"I think in some ways what America is doing with its civil rights history is trying to invent a history that is soothing and politically acceptable, and that we can live with and go forward without actually changing anything."
Some tough love from author Timothy Tyson on Tuesday's State of Things on WUNC.
"We have a hard time coming to grips with the failure of the civil rights movement.
For example, when George Bush Sr. first ran for public office, his central issue was opposing the Civil Rights Act of 1964. Ronald Reagan, a renowned opponent, he cut his political teeth fighting against the civil rights movement. Jesse Helms really came to public attention a one-issue candidate in 1972, constantly attacking the civil rights movement. Trent Lott from Missisippi, really a candidate from the White Citizens' Council. These people ascended to national power. And the narrative that we've told is that the civil rights movement worked, when most of the things that Dr. King marched for didn't happen.
In fact, in Wilson, and in Oxford, and in Fayetteville, and all across eastern North Carolina, all of these communities had to win freedom and full citizenship for black people on their own. And it was very complicated.
We also like an interracial story about it, when in fact most white people were opposed to the civil rights movement, or were terrified by it. And the white people that you see marching with Martin Luther King on the bridge at Selma are from Wyoming and Minnesota; they're Socialists, they're Unitarian seminary students; they're vegetarians, and Quakers... they're not local people in Selma. White people who were in favor of the civil rights movement in Selma or in Wilmington were terrified to say so. And white people who did that often lost their jobs.

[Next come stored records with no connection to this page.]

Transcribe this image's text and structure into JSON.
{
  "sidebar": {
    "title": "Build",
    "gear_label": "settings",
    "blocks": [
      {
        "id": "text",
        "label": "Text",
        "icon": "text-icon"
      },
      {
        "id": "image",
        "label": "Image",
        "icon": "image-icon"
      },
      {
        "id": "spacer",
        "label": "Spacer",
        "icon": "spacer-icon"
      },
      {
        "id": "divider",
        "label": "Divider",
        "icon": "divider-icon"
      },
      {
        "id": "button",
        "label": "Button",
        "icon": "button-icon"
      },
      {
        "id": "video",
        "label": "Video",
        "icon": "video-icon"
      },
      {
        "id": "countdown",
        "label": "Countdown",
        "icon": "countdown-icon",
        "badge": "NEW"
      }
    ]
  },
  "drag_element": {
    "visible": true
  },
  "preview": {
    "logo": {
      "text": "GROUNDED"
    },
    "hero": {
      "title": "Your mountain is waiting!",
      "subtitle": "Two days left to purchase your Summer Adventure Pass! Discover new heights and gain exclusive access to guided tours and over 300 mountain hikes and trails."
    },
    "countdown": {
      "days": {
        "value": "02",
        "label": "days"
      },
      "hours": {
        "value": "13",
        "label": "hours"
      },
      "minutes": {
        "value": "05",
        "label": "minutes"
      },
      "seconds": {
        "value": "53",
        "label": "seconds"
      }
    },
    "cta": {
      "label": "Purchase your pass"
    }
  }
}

By the time that most white people came around to supporting some form of what the civil rights movement was after, America was already on fire. We tell ourselves a kind of happy story about it, because we'd like to pretend that we were better than we were."
Keep listening here.